Moore, 79, finished 208th in 1:26:47. He’s known for wearing hot-pink shorts when he races so his wife can spot him in a crowd of runners, so on Thursday dozens of racers wore pink shorts as a tribute to Moore’s accomplishment.

He was still easy to pick out in a crowd. This time, Moore showed up in neon green.

Also wearing green was Ben Schultz, the Anchorage firefighter who nearly died when he fell more than 75 feet off a fire truck ladder in 2017. He suffered a traumatic brain injury and numerous other injuries and had to learn to walk again.

Mount Marathon was the pinnacle, so far, of his recovery. He did the race with Mount Marathon veteran Rob Whitney, a fellow firefighter who made sure Schultz drank enough water and ate some food during their long, hot journey.

“I was totally the annoying mom,” Whitney said.

Like Foldager, Schultz isn’t an official finisher, because it took him about 3 hours and 45 minutes to reach the finish line. About a dozen friends greeted him, and volunteers hosed him off with cold water.

“I was at the halfway point going up, at the junior pole, and (a friend) was running down already," a dripping wet Schultz said, "and I thought, man, am I going to make it?”

Beth Bragg

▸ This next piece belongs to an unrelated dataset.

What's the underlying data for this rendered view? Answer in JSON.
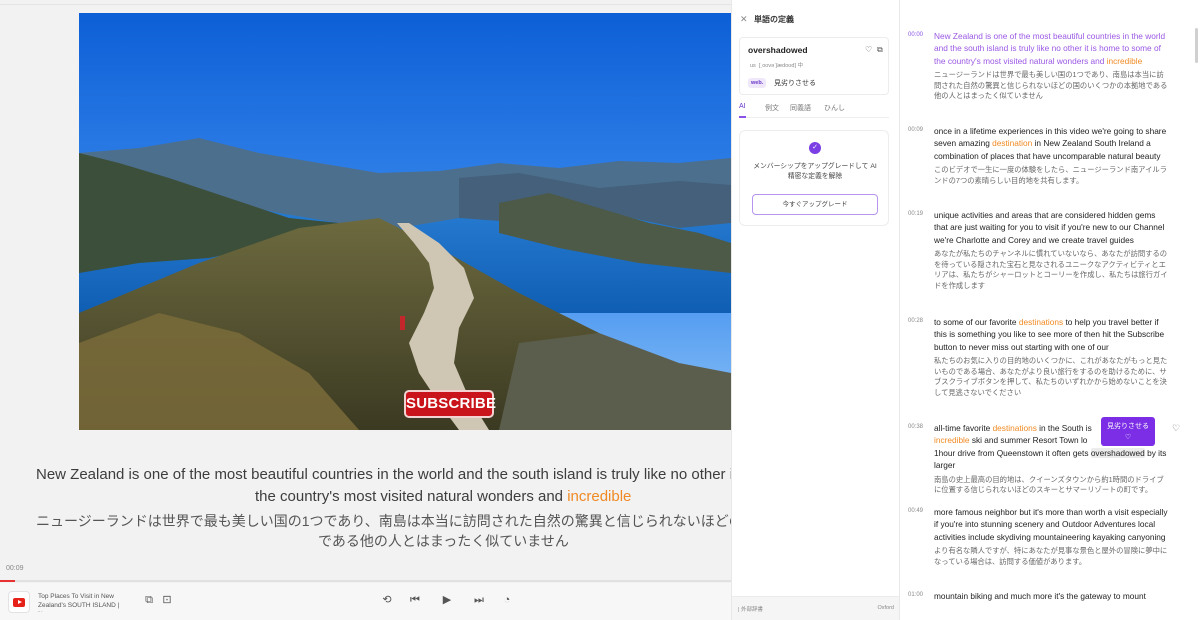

Beth Bragg wrote about sports and other topics for the ADN for more than 35 years, much of it as sports editor. She retired in October 2021. She's contributing coverage of Alaskans involved in the 2022 Winter Olympics.